▶ **Try it**: Show every line in the records below that contains the word "Default".

Top of Information shown

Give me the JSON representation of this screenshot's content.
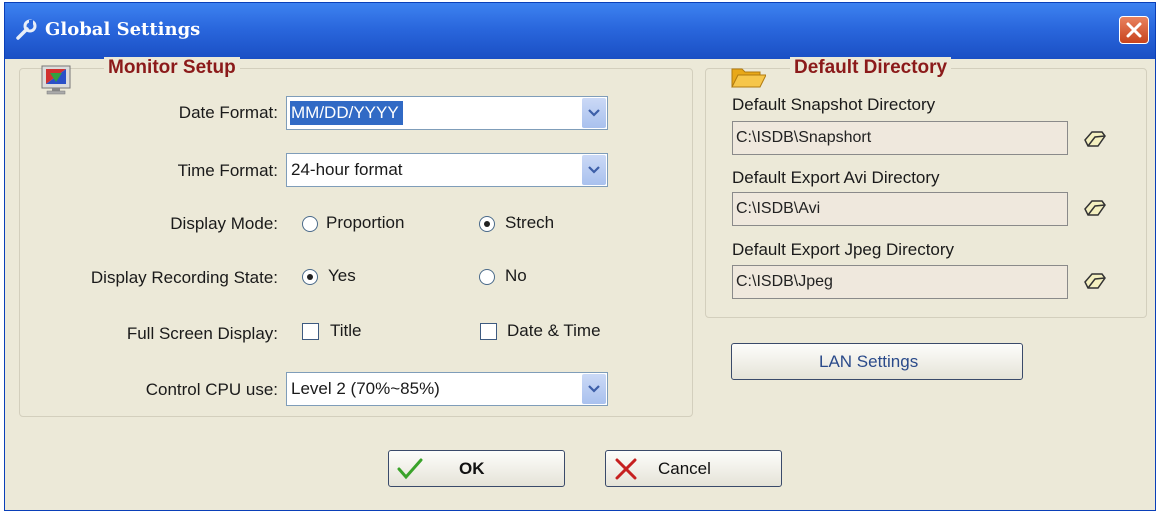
{
  "window": {
    "title": "Global Settings"
  },
  "monitor": {
    "title": "Monitor Setup",
    "date_format": {
      "label": "Date Format:",
      "value": "MM/DD/YYYY"
    },
    "time_format": {
      "label": "Time Format:",
      "value": "24-hour format"
    },
    "display_mode": {
      "label": "Display Mode:",
      "opt1": "Proportion",
      "opt2": "Strech",
      "selected": "Strech"
    },
    "recording_state": {
      "label": "Display Recording State:",
      "opt1": "Yes",
      "opt2": "No",
      "selected": "Yes"
    },
    "full_screen": {
      "label": "Full Screen Display:",
      "opt1": "Title",
      "opt2": "Date & Time",
      "opt1_checked": false,
      "opt2_checked": false
    },
    "cpu": {
      "label": "Control CPU use:",
      "value": "Level 2 (70%~85%)"
    }
  },
  "directory": {
    "title": "Default Directory",
    "snapshot": {
      "label": "Default Snapshot Directory",
      "value": "C:\\ISDB\\Snapshort"
    },
    "avi": {
      "label": "Default Export Avi Directory",
      "value": "C:\\ISDB\\Avi"
    },
    "jpeg": {
      "label": "Default Export Jpeg Directory",
      "value": "C:\\ISDB\\Jpeg"
    }
  },
  "buttons": {
    "lan": "LAN Settings",
    "ok": "OK",
    "cancel": "Cancel"
  },
  "icons": {
    "title": "wrench-icon",
    "close": "close-icon",
    "monitor": "monitor-icon",
    "folder": "folder-icon",
    "browse": "browse-folder-icon",
    "ok": "checkmark-icon",
    "cancel": "x-icon",
    "dropdown": "chevron-down-icon"
  },
  "colors": {
    "titlebar": "#2a67dd",
    "group_title": "#8b1a1a",
    "selection": "#316ac5",
    "ok_check": "#3aa32a",
    "cancel_x": "#c62020"
  }
}
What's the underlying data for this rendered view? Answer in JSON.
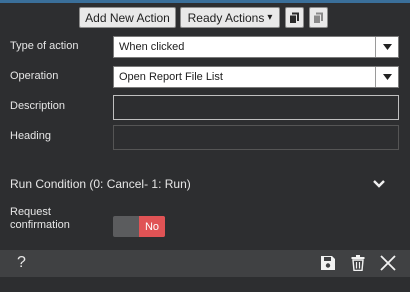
{
  "toolbar": {
    "add_new_action": "Add New Action",
    "ready_actions": "Ready Actions",
    "ready_actions_caret": "▾",
    "copy_icon": "copy-icon",
    "paste_icon": "paste-icon"
  },
  "form": {
    "type_of_action": {
      "label": "Type of action",
      "value": "When clicked"
    },
    "operation": {
      "label": "Operation",
      "value": "Open Report File List"
    },
    "description": {
      "label": "Description",
      "value": ""
    },
    "heading": {
      "label": "Heading",
      "value": ""
    }
  },
  "run_condition": {
    "label": "Run Condition (0: Cancel- 1: Run)",
    "chevron": "chevron-down-icon"
  },
  "request_confirmation": {
    "label_line1": "Request",
    "label_line2": "confirmation",
    "toggle_value": "No"
  },
  "footer": {
    "help": "?",
    "save_icon": "save-icon",
    "delete_icon": "trash-icon",
    "close_icon": "close-icon"
  },
  "colors": {
    "background": "#2d2e30",
    "toggle_off": "#e05355",
    "accent_line": "#3a6f9a"
  }
}
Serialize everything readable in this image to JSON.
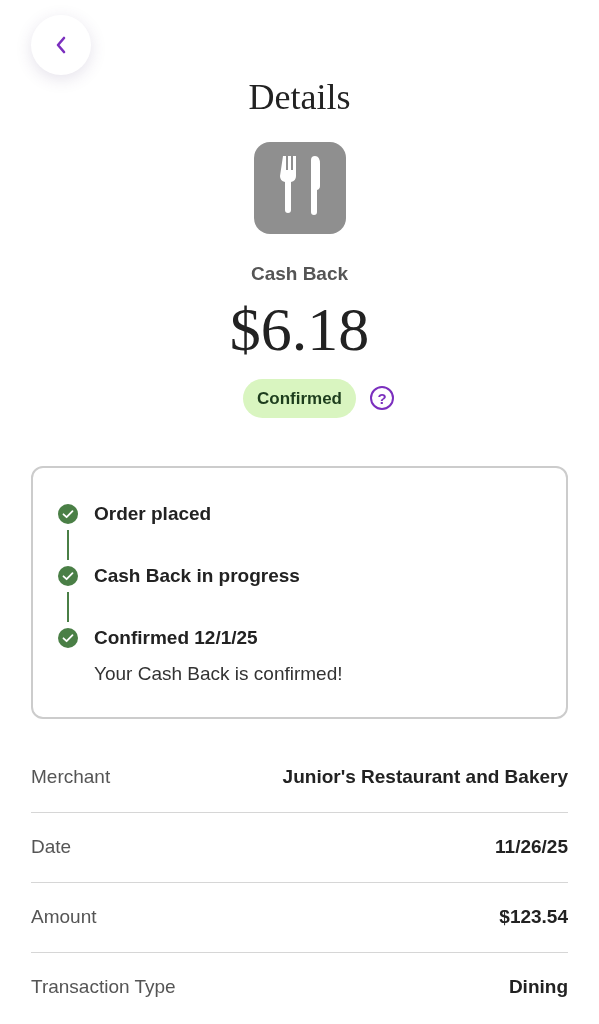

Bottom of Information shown

▶ **Exercise response**:
    "title": "Default Directory",
      "label": "Default Snapshot Directory",
      "label": "Default Export Avi Directory",
      "label": "Default Export Jpeg Directory",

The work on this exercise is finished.